Among the many special features is a commentary track with both O’Bannon and production designer William Stout. Around the 47-minute mark, right in the middle of the movie, they make a comment featuring the phrase “in a New York second,” which spills over into a comment about potentially having set the story in New York City, to which O’Bannon nonchalantly says, “Naw, I didn’t want New York. I wanted Louisville, Kentucky. ‘Cause it was offbeat. And nobody would set a movie like this in Louisville. That’s why I wanted Louisville.”
So there you have it. Why would you set a movie like this in our city? Because we’re weird, and because what’s accepted and even celebrated in Louisville just wouldn’t fly in other cities. Maybe that all stems from not being a lot of things. We’re not quite Midwest, we’re not quite Southern. We’re not a huge metropolis, we’re not a small quiet town. We fall somewhere in the middle of most categories, somewhere in that ambiguous existence where there are no set rules. And so we’ve used that unrestrictive circumstance to explore some of our more unconventional avenues. To cultivate some of our more unusual options. And what we’re left with is a town built around a lot of eclectic individuals — large groups of people coming together to form one massive wave of offbeat charm.
Maybe our fascination with zombies is just a reflection of what we are every day: a horde of unorthodox characters all coming together to form something bigger, a wave of bizarre progression. A force that can’t be stopped … well, at least until the military realizes we’re out of control and nukes us all. Which could happen. But until that day comes. …

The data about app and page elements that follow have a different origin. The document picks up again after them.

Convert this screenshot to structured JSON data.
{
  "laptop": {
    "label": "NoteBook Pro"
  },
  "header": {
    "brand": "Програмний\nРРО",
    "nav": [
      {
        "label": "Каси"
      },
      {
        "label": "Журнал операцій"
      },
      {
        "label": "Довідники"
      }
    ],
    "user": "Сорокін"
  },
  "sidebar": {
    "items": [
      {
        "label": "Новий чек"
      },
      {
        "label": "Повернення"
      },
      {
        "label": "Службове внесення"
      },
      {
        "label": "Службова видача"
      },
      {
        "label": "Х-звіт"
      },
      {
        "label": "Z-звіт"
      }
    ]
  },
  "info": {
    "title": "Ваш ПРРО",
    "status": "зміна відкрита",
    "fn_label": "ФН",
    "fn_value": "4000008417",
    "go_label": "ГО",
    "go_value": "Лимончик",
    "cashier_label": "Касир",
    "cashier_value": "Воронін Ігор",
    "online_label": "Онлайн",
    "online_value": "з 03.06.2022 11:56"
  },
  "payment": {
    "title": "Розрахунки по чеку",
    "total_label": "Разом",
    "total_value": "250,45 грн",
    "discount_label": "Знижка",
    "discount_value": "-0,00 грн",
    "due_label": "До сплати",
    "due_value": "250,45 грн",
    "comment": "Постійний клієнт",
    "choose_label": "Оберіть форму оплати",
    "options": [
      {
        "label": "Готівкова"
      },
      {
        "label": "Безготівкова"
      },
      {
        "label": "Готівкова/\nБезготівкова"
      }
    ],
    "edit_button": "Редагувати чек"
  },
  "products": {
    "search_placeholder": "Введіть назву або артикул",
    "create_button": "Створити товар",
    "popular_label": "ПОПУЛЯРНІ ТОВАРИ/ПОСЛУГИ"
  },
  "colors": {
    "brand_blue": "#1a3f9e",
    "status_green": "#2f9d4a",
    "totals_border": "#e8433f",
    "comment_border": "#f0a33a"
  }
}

Bryan Renfro is not only a lifelong movie fan, but also producer and host of the podcast “Movie Meltdown,” where they have group discussions about horror movies as well as a wide spectrum of different types of films, featuring interviews with actors, directors and anyone else connected with the entertainment industry. For more on the show, go to